Krissy Maier Says:
JULY 11TH, 2007 AT 6:11 PM
I have more good news about how women are working to change the world!
Women of Global Action against Human Trafficking
On Sunday, July 1st, approximately one hundred women gathered at Silverlake Community Church in Los Angeles for an evening conference hosted by Women of Global Action (see http://www.globalaction.nu/woga.php). The event was organized for women of faith to explore the subject of human trafficking and included a panel of experts who are working to stop sex trafficking at global and local levels.
The 2006 Trafficking in Persons Report issued by the U.S. State Department estimates that as many as 27 million people, mostly women and children, are being trafficked at any given time for the purposes of commercial sexual exploitation and bonded labor. In addition, according to a report from 2004, as many as 800,000 people are being trafficked across our national border each year.

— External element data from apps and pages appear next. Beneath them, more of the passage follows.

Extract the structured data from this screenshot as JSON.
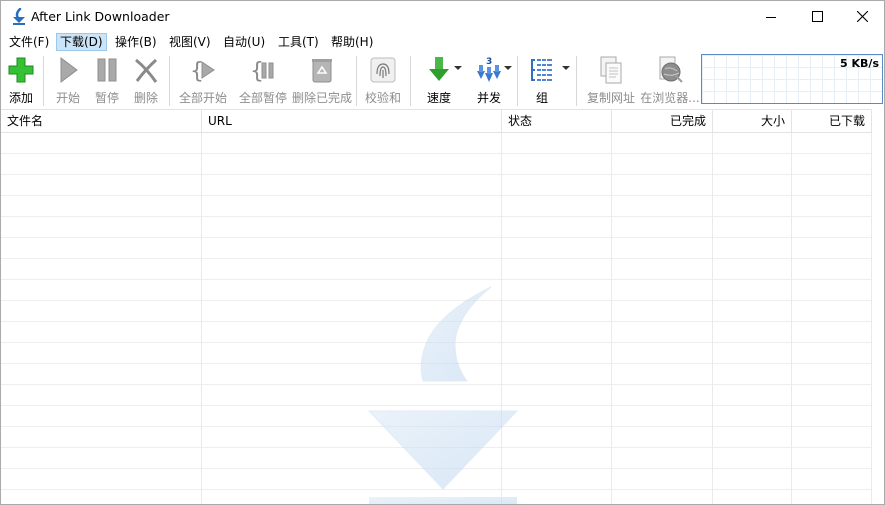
{
  "window": {
    "title": "After Link Downloader"
  },
  "menu": [
    "文件(F)",
    "下载(D)",
    "操作(B)",
    "视图(V)",
    "自动(U)",
    "工具(T)",
    "帮助(H)"
  ],
  "toolbar": {
    "add": "添加",
    "start": "开始",
    "pause": "暂停",
    "delete": "删除",
    "start_all": "全部开始",
    "pause_all": "全部暂停",
    "delete_completed": "删除已完成",
    "checksum": "校验和",
    "speed": "速度",
    "concurrent": "并发",
    "group": "组",
    "copy_url": "复制网址",
    "open_browser": "在浏览器...",
    "concurrent_badge": "3"
  },
  "speed_readout": "5 KB/s",
  "columns": [
    "文件名",
    "URL",
    "状态",
    "已完成",
    "大小",
    "已下载"
  ],
  "colors": {
    "accent": "#5a8ac6",
    "menu_highlight": "#cce4f7",
    "add_green": "#2fb52f"
  }
}
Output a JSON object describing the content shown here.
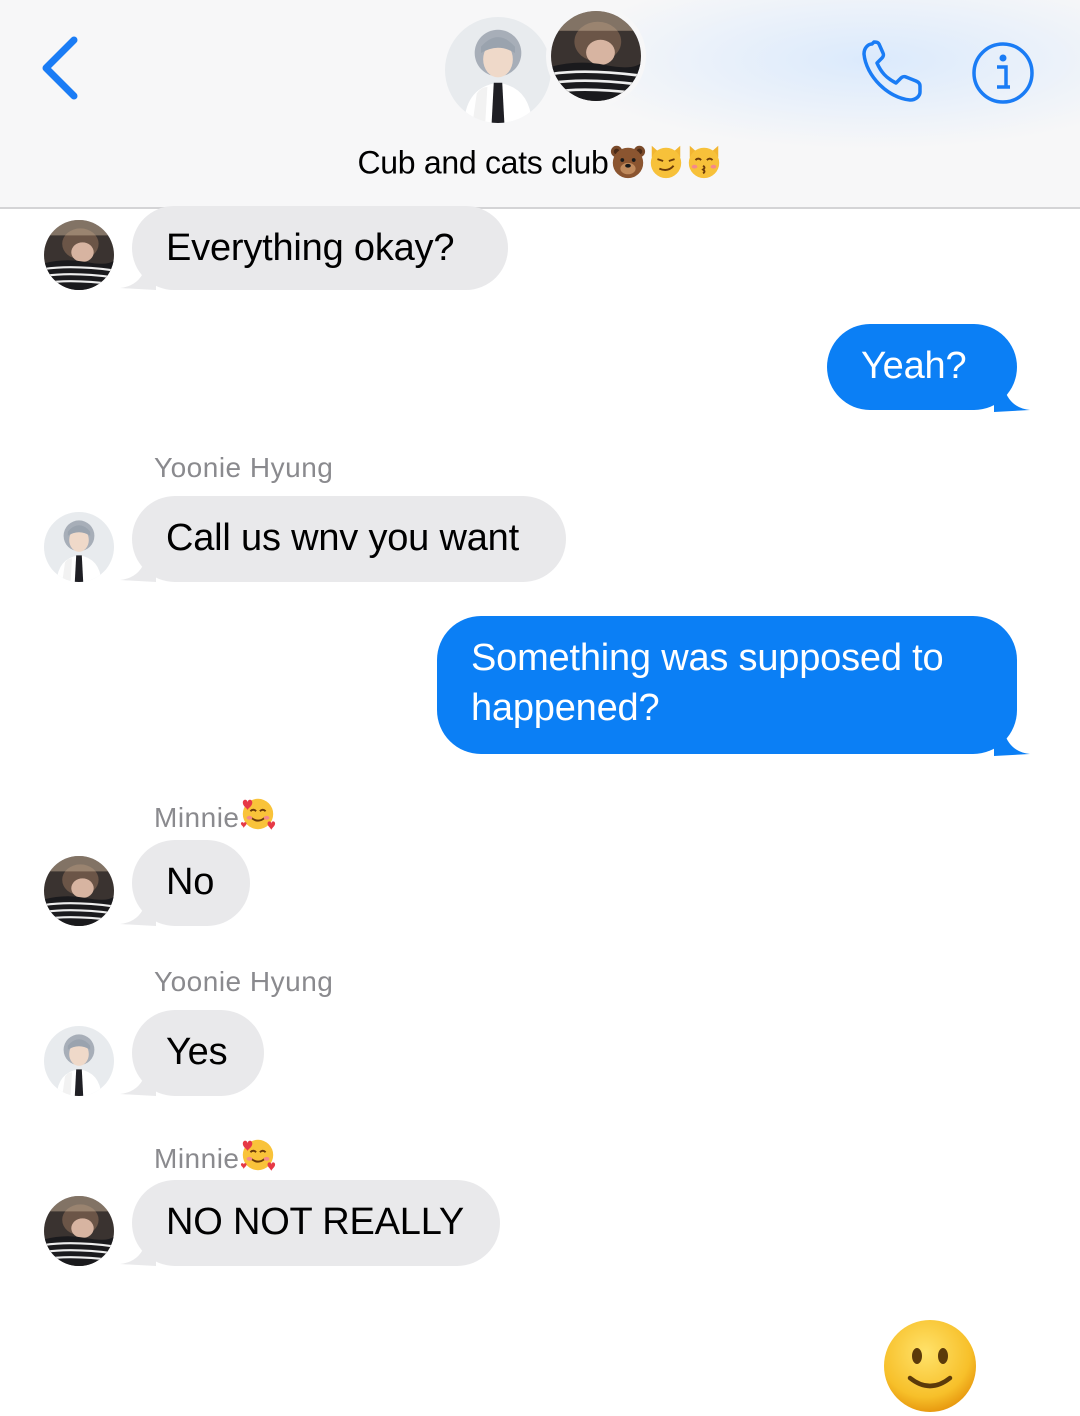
{
  "header": {
    "title": "Cub and cats club",
    "title_emojis": [
      "bear-face",
      "smirking-cat-face",
      "kissing-cat-face"
    ],
    "back_icon": "chevron-left-icon",
    "call_icon": "phone-icon",
    "info_icon": "info-icon",
    "accent_color": "#1a7cf5"
  },
  "participants": {
    "yoonie": {
      "name": "Yoonie Hyung"
    },
    "minnie": {
      "name": "Minnie",
      "name_emoji": "smiling-face-with-hearts"
    }
  },
  "messages": [
    {
      "direction": "in",
      "sender": "minnie",
      "text": "Everything okay?"
    },
    {
      "direction": "out",
      "text": "Yeah?"
    },
    {
      "direction": "in",
      "sender": "yoonie",
      "sender_label": "Yoonie Hyung",
      "text": "Call us wnv you want"
    },
    {
      "direction": "out",
      "text": "Something was supposed to happened?"
    },
    {
      "direction": "in",
      "sender": "minnie",
      "sender_label": "Minnie",
      "text": "No"
    },
    {
      "direction": "in",
      "sender": "yoonie",
      "sender_label": "Yoonie Hyung",
      "text": "Yes"
    },
    {
      "direction": "in",
      "sender": "minnie",
      "sender_label": "Minnie",
      "text": "NO NOT REALLY"
    }
  ],
  "reaction_emoji": "slightly-smiling-face",
  "colors": {
    "incoming_bubble": "#e9e9eb",
    "outgoing_bubble": "#0b7ff5",
    "sender_label": "#8a8a8e",
    "header_bg": "#f7f7f8"
  }
}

The event was hosted by Women of Global Action (WOGA) and produced by LA LOVES (www.laloves.org) with the goal of educating their constituency about this epidemic and providing tangible actions for participants to take in order to take a stand against trafficking and the commercial sex industry.

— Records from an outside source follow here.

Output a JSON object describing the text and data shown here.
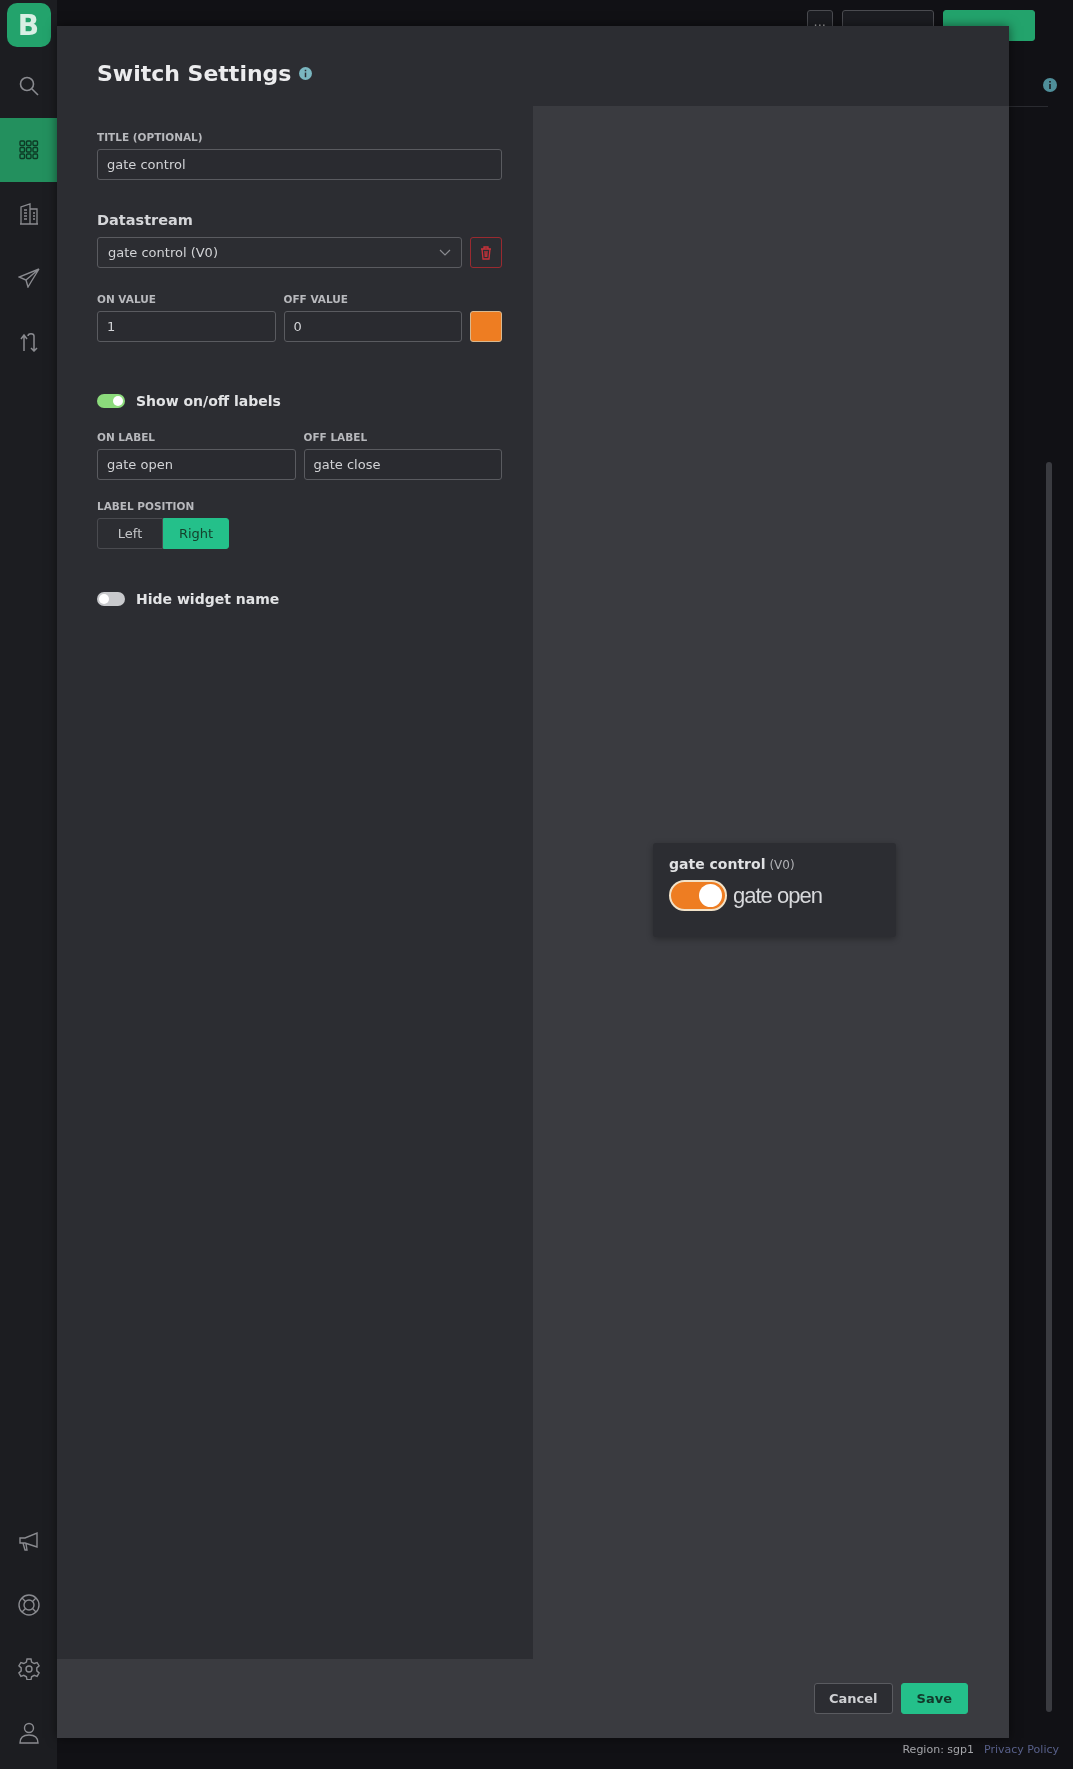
{
  "sidebar": {
    "logo": "B",
    "top_items": [
      {
        "selected": false
      },
      {
        "selected": true
      },
      {
        "selected": false
      },
      {
        "selected": false
      },
      {
        "selected": false
      }
    ],
    "bottom_items": [
      {
        "selected": false
      },
      {
        "selected": false
      },
      {
        "selected": false
      },
      {
        "selected": false
      }
    ]
  },
  "header": {
    "more_button": "···"
  },
  "modal": {
    "title": "Switch Settings",
    "title_field": {
      "label": "TITLE (OPTIONAL)",
      "value": "gate control"
    },
    "datastream": {
      "heading": "Datastream",
      "value": "gate control (V0)"
    },
    "on_value": {
      "label": "ON VALUE",
      "value": "1"
    },
    "off_value": {
      "label": "OFF VALUE",
      "value": "0"
    },
    "color": "#ee7d22",
    "show_labels": {
      "label": "Show on/off labels",
      "on": true
    },
    "on_label": {
      "label": "ON LABEL",
      "value": "gate open"
    },
    "off_label": {
      "label": "OFF LABEL",
      "value": "gate close"
    },
    "label_position": {
      "label": "LABEL POSITION",
      "options": [
        {
          "label": "Left",
          "selected": false
        },
        {
          "label": "Right",
          "selected": true
        }
      ]
    },
    "hide_name": {
      "label": "Hide widget name",
      "on": false
    },
    "preview": {
      "title": "gate control",
      "pin": "(V0)",
      "on": true,
      "state_label": "gate open"
    },
    "buttons": {
      "cancel": "Cancel",
      "save": "Save"
    }
  },
  "footer": {
    "region": "Region: sgp1",
    "privacy_link": "Privacy Policy"
  }
}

Women of Global Action has active networks throughout Africa, Asia, Latin America, Europe, the Middle East and the United States. Their networks in both Burma and Ethiopia are actively working to combat sex trafficking.
Organizations taking part in the evening were:
•Trade as One who sell products made by ex-trafficked women in order to provide an alternative income, •NightLight who run a business in Bangkok that provides women from the commercial sex industry an alternative life of making jewelry, •Tiny Stars who provide law enforcement with on-the-ground agents who collect evidence of US citizens engaging in child prostitution abroad, •The Salvation Army’s Safe Refuge...